Place a safety pin, loop or hook on each village. (I used safety pins as I had some on hand)

Run a length of string along the roads or paths between each village. Tie each end to the safety pin / loop / hook.

Add a label to each pin with the name of the village on it. The reason for this will become clear.

Your map should have some thing like this over it:

Now pick-up the longest path. Hold it up so that the two safety pins on each end are level.

Shake out the mesh then take the lowest hanging loop and pick it up and hold it up so the pins on both ends are level with the pins from the first loop.

Repeat this operation until you have the minimum number of strings left.

Unhook the strings you are holding above the line from the mesh. This was a bit tricky keeping them all untangled.

You should now be left with a single line of safety pins linking each town.

The downsides to this method:
It takes quite a while to set up.
You need to steal a map.
It is very easy to end up with the mesh in a complete knot.
I am not convinced it will always give you the correct answer. (But it seems close)

• I'm not sure if it'll work, but +1 for actually building something to try it out. – Samuel Jun 18 '15 at 20:56
• This is a great idea! Now to turn it into pseudocode.. – Josiah Jun 19 '15 at 15:00

He should use a variation of a Genetic Algorithm. This is a technique that mimics natural evolutionary paths to solve problems that are otherwise extremely difficult.

Let's say there are four villages, each with three paths of varying length between them.

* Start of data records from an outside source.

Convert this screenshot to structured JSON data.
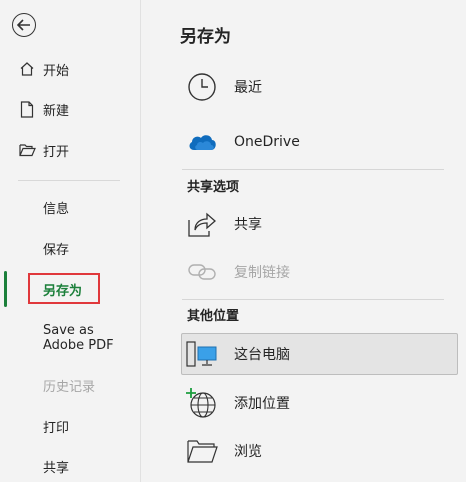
{
  "sidebar": {
    "items": [
      {
        "label": "开始"
      },
      {
        "label": "新建"
      },
      {
        "label": "打开"
      },
      {
        "label": "信息"
      },
      {
        "label": "保存"
      },
      {
        "label": "另存为"
      },
      {
        "label": "Save as"
      },
      {
        "label": "Adobe PDF"
      },
      {
        "label": "历史记录"
      },
      {
        "label": "打印"
      },
      {
        "label": "共享"
      }
    ]
  },
  "main": {
    "title": "另存为",
    "options": [
      {
        "label": "最近",
        "icon": "clock-icon"
      },
      {
        "label": "OneDrive",
        "icon": "onedrive-cloud-icon"
      }
    ],
    "share_heading": "共享选项",
    "share_options": [
      {
        "label": "共享",
        "icon": "share-icon"
      },
      {
        "label": "复制链接",
        "icon": "link-icon"
      }
    ],
    "other_heading": "其他位置",
    "other_options": [
      {
        "label": "这台电脑",
        "icon": "pc-icon"
      },
      {
        "label": "添加位置",
        "icon": "globe-add-icon"
      },
      {
        "label": "浏览",
        "icon": "folder-icon"
      }
    ]
  },
  "colors": {
    "accent": "#1b7f3a",
    "highlight_box": "#e0383b",
    "onedrive": "#0f6cbd"
  }
}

The first time the wizard will pick at random: AB1 -> BC2 -> CD3 -> DA1

The next time he picks different routes: AB2 -> BD3 -> DC1 -> CA2

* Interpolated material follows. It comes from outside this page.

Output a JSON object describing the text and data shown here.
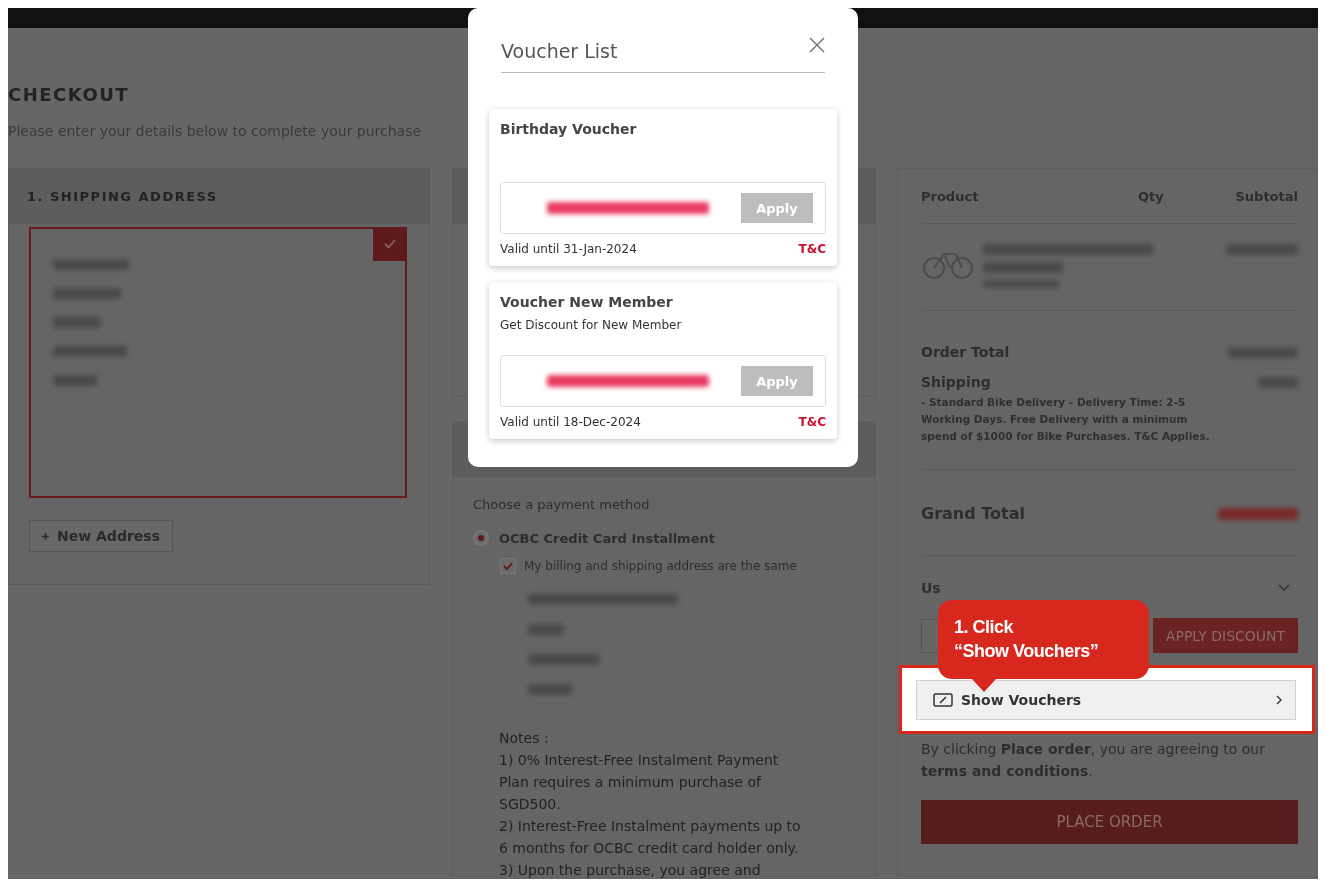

And the third time: AC3 -> CD2 -> DB3 -> BA1

Now he takes out all his notes, and how long it took him to take each path, and he starts combining and mixing the best routes. He discards ones that took way too long, and only keeps and mixes the patterns that were relatively quicker. Then he starts over from step 1, but with his new mixed patterns, and does this all over again several times.

Eventually he'll have a set of very good paths - they won't necessarily be optimal, but they'll be close.

• A point I almost wrote an entire answer for: The wizard does not actually want the optimal path even if one exists. Always checking points at the same order and roughly the same rate is bad idea when doing patrol over a long period. It makes you less alert, allows intelligent enemies predict you, and may cause weird interactions with other things with regular period. So having several good paths and varying between them or their combinations is actually better than the optimal path. Always walking the same path will also make you look pretty weird to the villagers. – Ville Niemi Jun 18 '15 at 16:01

A simple algorithm that I use for relatively small number of stops is this:

1. Find the distance from each town to every other town.
2. Take the town whose shortest distance to another is the largest in the group - designate this as town 1.
3. Select its shortest route to the next town -designate this town 2.
4. From town 2 select the route to the closest unvisited town.
5. Repeat step 4 as necessary

This doesn't give the optimal answer but it does give a good one. If the number of towns is smaller (say <10), then it is sometimes obvious how to shorten the route.

It turns out that my self-developed approach is a variant of the minimum spanning tree approach.